I’m in a tent site, not a camper site, so I’m basically in a parking spot, with a picnic table within hailing distance, but oh, it was so perfectly what I needed and wanted. Still hot, but spring-green everywhere, and lovely. I was the only person in the tent area when I arrived and the solitude was bliss. After dark, a bunch of other cars showed up, so it was noisier and less peaceful in the night. Lots of flashlights waving around outside which stressed Zelda out. She kept doing that low dog growl of warning and I kept telling her to go back to sleep.
But the sunrise this morning was beautiful. We had a peaceful solitary walk down a dirt path through trees. I wanted to call them woods, but honestly, the trees just feel too short to me to be woods or forest. Maybe a grove? And I definitely don’t want to call it wilderness — it’s doesn’t feel wild enough for that. Just nature, maybe. Lots of bird noises — nature really does sound like a video game, sometimes, or maybe that should be vice versa. I was seriously jolted awake when we startled some birds though — a whole flock of them shot forth from the brush right next to us, so loud that the whirr of their wings almost sounded like a motor starting up.
And I had my bird app out trying to identify the swooping predator birds.

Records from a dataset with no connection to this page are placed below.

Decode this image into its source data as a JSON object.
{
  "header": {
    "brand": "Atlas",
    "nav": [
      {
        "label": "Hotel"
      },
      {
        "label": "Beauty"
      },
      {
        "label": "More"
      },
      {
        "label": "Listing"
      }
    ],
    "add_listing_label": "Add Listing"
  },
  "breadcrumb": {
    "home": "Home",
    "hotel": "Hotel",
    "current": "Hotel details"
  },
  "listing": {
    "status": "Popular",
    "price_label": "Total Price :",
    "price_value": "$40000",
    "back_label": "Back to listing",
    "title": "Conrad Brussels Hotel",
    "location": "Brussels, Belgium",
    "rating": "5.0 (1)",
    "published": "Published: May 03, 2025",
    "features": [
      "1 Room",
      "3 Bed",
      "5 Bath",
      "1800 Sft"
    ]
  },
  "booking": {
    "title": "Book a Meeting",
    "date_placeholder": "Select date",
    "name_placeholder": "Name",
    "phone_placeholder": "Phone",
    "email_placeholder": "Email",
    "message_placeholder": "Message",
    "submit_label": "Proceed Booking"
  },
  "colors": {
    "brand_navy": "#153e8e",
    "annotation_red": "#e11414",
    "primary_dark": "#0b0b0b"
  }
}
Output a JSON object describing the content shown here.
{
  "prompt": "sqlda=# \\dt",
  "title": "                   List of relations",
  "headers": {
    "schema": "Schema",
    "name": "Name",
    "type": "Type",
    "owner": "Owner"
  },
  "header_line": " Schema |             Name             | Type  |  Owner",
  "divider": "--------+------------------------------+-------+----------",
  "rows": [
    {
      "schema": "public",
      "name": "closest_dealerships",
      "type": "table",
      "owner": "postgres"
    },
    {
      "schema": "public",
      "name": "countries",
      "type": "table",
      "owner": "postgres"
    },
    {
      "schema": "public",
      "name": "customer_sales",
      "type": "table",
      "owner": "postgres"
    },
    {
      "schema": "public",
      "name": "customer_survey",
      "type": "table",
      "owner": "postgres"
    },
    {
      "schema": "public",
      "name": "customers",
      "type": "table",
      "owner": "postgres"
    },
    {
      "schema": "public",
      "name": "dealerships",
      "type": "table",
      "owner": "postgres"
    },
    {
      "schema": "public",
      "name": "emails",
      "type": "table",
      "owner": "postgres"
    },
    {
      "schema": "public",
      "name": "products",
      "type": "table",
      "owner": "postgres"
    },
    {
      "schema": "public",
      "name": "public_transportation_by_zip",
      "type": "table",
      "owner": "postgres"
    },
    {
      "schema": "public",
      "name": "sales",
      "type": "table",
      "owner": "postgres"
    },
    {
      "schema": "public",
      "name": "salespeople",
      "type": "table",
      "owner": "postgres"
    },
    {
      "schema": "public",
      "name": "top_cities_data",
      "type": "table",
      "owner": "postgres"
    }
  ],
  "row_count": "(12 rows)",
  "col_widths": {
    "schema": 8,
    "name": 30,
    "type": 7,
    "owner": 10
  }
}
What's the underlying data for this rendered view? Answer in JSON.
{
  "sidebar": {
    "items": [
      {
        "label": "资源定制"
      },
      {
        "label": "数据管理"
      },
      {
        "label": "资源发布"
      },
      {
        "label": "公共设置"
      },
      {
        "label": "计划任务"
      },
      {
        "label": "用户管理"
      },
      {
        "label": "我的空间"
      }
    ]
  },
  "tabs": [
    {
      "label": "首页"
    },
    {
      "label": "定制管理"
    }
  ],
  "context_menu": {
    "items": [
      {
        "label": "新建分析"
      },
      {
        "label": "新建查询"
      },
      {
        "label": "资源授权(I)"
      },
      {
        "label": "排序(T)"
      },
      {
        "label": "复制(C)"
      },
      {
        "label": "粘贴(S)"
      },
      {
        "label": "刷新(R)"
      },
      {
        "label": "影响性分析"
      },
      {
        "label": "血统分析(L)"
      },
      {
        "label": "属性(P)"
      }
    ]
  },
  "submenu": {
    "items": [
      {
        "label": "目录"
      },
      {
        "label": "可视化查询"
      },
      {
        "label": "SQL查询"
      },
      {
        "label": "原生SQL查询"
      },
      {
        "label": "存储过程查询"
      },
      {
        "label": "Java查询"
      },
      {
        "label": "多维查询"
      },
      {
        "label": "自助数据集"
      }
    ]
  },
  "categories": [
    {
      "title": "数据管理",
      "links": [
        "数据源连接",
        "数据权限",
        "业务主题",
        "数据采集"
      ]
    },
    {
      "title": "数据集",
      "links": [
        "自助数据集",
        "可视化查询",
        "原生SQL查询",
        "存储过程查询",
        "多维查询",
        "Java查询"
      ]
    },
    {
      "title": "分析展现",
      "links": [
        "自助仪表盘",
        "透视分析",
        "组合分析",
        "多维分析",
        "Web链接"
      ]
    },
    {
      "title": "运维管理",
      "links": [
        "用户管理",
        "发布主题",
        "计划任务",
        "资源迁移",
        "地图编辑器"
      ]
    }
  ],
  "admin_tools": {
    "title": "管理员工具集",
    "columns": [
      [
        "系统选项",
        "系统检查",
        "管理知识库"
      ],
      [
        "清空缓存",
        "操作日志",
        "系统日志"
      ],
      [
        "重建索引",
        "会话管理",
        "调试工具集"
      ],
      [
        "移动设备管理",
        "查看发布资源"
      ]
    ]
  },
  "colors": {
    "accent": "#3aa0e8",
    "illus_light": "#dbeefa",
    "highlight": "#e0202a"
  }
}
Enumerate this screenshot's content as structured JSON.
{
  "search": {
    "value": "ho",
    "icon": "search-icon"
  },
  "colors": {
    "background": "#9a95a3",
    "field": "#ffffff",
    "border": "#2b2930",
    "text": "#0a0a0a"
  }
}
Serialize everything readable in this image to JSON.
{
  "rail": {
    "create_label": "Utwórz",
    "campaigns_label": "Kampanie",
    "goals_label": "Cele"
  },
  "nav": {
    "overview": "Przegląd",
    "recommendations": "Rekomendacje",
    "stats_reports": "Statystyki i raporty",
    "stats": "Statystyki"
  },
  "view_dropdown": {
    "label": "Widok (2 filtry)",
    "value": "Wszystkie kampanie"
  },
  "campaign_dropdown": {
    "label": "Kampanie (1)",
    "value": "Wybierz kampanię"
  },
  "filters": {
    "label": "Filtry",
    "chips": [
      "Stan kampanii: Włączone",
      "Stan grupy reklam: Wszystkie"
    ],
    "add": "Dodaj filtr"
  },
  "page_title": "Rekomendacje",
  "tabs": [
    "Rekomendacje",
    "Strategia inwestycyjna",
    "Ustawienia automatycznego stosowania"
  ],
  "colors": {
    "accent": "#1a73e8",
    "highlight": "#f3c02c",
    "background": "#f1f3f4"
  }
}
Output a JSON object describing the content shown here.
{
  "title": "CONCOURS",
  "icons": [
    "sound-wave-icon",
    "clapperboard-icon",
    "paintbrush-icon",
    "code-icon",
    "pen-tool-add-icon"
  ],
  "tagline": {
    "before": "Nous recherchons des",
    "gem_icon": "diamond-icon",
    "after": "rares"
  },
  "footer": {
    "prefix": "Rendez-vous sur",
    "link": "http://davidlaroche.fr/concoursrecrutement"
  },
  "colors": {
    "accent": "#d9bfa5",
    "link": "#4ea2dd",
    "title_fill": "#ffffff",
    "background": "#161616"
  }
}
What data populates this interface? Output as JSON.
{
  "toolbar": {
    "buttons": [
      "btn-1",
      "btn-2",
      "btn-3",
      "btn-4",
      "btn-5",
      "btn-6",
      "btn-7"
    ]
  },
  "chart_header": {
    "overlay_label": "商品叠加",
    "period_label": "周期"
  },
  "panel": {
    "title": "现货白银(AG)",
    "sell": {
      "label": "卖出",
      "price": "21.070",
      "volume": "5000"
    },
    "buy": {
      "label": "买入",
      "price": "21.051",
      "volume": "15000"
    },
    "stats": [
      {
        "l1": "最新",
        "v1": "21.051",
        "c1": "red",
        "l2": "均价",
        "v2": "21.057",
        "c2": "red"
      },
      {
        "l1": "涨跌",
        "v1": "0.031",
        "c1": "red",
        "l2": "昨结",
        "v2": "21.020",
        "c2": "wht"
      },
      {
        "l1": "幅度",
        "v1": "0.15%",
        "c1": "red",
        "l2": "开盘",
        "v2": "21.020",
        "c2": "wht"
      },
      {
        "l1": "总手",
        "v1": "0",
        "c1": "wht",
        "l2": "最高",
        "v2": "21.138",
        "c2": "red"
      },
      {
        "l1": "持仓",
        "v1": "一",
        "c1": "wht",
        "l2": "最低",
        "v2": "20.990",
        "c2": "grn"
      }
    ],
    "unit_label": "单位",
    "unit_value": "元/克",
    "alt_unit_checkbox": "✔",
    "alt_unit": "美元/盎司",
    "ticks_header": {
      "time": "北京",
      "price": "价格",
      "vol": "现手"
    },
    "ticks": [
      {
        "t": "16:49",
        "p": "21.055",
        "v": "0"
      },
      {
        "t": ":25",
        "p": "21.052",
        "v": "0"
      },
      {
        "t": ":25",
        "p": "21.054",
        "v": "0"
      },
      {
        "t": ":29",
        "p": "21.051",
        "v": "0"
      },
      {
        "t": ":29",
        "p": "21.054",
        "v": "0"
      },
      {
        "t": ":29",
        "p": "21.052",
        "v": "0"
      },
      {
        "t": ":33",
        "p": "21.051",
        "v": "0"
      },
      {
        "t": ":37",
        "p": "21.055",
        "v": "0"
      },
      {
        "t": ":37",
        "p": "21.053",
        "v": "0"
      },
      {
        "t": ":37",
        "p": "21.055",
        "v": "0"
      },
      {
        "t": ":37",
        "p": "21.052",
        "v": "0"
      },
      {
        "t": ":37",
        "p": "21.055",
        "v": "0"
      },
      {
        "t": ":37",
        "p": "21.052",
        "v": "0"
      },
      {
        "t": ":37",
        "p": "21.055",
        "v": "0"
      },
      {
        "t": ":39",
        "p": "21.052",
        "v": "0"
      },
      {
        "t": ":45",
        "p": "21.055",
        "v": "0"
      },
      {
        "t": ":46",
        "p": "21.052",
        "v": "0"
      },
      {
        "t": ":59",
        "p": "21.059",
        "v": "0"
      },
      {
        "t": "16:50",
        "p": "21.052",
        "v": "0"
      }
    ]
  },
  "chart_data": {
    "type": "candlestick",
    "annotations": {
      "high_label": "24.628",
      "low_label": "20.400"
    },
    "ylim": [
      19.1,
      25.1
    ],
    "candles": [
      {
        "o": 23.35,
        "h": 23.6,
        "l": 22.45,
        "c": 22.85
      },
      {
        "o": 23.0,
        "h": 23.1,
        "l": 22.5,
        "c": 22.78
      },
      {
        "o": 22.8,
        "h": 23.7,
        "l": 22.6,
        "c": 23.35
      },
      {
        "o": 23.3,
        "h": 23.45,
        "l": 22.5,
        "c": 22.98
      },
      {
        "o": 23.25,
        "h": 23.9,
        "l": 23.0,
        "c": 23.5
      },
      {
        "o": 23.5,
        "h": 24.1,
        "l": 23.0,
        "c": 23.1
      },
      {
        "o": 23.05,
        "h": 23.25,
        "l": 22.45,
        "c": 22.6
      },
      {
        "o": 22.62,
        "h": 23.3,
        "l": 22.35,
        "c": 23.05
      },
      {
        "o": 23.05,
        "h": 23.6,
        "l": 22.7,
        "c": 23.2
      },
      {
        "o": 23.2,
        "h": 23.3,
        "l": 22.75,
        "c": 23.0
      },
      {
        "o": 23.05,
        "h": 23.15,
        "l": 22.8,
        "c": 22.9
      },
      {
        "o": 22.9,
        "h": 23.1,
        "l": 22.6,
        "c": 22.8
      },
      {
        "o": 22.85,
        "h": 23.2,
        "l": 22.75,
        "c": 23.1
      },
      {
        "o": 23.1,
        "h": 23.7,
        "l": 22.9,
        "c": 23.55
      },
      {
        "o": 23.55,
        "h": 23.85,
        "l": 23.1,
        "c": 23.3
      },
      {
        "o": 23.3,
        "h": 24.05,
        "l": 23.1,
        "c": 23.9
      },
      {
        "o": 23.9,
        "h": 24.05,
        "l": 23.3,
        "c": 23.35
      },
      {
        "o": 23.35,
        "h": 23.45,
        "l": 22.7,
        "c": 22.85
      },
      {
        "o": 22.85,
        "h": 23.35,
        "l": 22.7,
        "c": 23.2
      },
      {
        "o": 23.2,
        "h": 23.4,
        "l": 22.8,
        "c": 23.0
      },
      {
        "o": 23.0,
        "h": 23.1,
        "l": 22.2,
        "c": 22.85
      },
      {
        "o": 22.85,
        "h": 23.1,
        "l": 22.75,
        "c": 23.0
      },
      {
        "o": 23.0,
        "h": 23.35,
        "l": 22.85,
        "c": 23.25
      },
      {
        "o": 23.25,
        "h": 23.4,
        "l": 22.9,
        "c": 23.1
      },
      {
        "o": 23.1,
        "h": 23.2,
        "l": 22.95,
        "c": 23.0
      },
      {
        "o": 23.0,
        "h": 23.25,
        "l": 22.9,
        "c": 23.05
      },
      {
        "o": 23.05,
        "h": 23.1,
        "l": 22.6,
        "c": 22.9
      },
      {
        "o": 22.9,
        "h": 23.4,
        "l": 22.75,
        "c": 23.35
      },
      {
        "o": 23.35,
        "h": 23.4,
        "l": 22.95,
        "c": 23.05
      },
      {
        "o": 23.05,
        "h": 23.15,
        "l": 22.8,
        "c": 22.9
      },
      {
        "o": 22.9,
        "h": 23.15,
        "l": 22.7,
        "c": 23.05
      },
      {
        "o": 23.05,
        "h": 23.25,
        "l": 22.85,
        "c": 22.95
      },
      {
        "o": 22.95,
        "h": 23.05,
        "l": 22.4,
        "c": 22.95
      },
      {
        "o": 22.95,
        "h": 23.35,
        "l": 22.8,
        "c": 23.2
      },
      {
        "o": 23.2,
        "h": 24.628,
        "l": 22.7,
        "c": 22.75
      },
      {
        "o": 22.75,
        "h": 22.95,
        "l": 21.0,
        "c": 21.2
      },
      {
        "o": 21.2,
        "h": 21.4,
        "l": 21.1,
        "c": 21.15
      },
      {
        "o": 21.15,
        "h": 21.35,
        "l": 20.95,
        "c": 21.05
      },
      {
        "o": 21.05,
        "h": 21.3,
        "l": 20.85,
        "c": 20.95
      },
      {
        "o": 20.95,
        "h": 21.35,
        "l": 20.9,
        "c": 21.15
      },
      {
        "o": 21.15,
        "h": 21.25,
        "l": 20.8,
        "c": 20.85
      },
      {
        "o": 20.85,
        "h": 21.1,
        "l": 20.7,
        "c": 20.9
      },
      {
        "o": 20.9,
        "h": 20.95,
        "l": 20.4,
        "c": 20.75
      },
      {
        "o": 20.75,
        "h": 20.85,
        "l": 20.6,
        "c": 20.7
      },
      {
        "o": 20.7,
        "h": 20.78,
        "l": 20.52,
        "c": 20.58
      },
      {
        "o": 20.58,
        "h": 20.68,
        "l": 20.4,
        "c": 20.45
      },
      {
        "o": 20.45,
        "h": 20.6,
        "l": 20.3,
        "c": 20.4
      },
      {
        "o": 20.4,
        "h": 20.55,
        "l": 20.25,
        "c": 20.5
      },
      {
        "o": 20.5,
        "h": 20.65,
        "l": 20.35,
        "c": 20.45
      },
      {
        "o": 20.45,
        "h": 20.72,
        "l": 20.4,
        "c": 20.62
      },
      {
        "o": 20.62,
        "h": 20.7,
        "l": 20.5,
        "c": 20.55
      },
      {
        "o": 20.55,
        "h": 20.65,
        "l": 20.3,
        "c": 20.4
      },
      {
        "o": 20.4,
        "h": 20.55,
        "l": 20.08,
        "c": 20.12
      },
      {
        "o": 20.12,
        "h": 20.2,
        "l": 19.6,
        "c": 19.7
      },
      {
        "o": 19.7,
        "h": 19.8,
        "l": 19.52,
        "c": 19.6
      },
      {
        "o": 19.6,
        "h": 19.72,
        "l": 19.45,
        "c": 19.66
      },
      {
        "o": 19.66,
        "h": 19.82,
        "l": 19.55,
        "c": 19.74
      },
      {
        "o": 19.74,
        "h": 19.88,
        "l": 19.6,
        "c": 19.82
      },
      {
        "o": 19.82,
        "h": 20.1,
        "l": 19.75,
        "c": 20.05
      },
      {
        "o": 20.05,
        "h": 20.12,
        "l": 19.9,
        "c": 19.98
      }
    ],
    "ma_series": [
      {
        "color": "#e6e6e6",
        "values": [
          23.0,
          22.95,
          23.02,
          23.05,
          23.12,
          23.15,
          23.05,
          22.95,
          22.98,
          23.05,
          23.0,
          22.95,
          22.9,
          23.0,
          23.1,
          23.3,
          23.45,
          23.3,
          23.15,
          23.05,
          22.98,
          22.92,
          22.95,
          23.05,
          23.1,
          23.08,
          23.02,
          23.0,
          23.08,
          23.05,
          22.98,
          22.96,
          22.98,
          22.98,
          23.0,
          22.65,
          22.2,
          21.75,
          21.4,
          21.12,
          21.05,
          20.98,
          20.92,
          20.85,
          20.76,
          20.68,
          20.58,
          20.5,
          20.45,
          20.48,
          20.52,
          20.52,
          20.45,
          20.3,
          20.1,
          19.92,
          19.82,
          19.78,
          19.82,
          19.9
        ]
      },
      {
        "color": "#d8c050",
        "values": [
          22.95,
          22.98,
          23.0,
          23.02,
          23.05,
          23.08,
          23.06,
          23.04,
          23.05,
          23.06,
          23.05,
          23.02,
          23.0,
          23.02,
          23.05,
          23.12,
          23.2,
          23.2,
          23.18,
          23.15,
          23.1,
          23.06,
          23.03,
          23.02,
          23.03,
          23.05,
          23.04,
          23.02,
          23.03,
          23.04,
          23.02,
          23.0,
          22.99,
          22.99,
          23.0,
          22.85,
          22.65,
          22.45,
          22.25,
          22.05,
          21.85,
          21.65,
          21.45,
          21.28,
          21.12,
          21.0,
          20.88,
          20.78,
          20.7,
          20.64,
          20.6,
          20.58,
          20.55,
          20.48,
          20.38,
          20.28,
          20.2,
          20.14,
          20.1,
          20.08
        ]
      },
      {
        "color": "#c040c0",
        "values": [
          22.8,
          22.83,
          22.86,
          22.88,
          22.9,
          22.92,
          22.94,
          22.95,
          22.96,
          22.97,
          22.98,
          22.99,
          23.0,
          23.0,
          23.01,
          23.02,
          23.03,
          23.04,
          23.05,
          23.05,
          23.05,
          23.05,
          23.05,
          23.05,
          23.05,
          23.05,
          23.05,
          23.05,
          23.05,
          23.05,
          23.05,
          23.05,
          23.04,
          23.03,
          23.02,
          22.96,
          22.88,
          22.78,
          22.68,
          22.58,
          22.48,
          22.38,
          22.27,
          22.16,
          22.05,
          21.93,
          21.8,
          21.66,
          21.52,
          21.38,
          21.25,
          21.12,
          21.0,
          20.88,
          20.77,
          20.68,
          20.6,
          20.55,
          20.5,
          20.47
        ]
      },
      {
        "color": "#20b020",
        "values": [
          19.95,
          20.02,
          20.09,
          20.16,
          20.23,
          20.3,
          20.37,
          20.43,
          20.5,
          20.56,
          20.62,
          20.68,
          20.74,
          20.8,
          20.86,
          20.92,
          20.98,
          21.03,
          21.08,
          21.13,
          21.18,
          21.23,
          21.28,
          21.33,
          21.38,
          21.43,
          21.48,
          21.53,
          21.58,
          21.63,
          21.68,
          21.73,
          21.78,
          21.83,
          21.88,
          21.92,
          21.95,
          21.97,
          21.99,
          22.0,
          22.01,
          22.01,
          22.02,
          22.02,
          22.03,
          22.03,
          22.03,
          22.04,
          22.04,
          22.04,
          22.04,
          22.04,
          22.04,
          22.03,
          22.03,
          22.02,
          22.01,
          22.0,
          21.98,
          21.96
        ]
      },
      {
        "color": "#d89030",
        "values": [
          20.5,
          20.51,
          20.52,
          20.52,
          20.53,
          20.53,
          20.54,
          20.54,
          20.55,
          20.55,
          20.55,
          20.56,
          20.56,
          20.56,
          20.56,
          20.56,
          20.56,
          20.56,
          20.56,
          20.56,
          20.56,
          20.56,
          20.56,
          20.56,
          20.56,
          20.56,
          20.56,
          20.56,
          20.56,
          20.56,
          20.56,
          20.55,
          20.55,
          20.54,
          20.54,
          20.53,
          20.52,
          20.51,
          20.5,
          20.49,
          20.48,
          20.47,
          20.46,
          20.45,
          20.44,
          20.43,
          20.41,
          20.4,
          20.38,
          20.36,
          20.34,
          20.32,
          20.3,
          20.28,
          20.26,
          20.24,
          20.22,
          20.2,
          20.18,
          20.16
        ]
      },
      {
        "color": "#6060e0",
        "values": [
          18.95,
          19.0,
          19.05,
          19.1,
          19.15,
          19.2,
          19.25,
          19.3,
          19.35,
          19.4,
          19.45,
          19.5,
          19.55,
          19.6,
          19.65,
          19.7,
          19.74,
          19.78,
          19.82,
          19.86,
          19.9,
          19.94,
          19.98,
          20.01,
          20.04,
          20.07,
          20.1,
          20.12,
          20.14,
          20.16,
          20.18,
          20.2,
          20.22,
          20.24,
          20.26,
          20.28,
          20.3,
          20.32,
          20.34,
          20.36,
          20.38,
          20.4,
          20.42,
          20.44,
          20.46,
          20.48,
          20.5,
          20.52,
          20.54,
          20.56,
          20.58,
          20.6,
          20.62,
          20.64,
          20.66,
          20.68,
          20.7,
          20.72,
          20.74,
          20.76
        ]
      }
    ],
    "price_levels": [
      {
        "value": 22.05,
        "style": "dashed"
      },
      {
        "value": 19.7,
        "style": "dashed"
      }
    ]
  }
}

I was fairly sure they weren’t vultures — they weren’t flying together, the way vultures do, or circling, and they were a little on the small side, plus the coloring seemed wrong. The app offered northern harrier as an option, which seemed to fit best, but I’m honestly not sure. They were beautiful, though. And they flew really close to the treetops, which was cool. The trees are short, so that meant they were remarkably near to the ground for swooping predators.
Because there weren’t any camper sites available and I’m technically not supposed to be in the tent sites, I’m headed north again this morning. This time with a reservation. As it turns out, while I like serendipity and while I approve of flexibility, I also don’t want to waste my days feeling uncertain and driving around aimlessly. I will miss some things if I only stick to places that take reservations (Padre Island doesn’t, for example, it’s first-come, first-served), and I definitely don’t want to make plans too far out into the future. But knowing where I’m going to spend the night is less stressful for me. Yesterday I seriously considered staying in a Walmart parking lot — I even asked if it was okay, and was told that it was fine — but I hated the thought of waking up there and having our morning walk be around cars and blacktop. I’m so glad this morning that I moved on!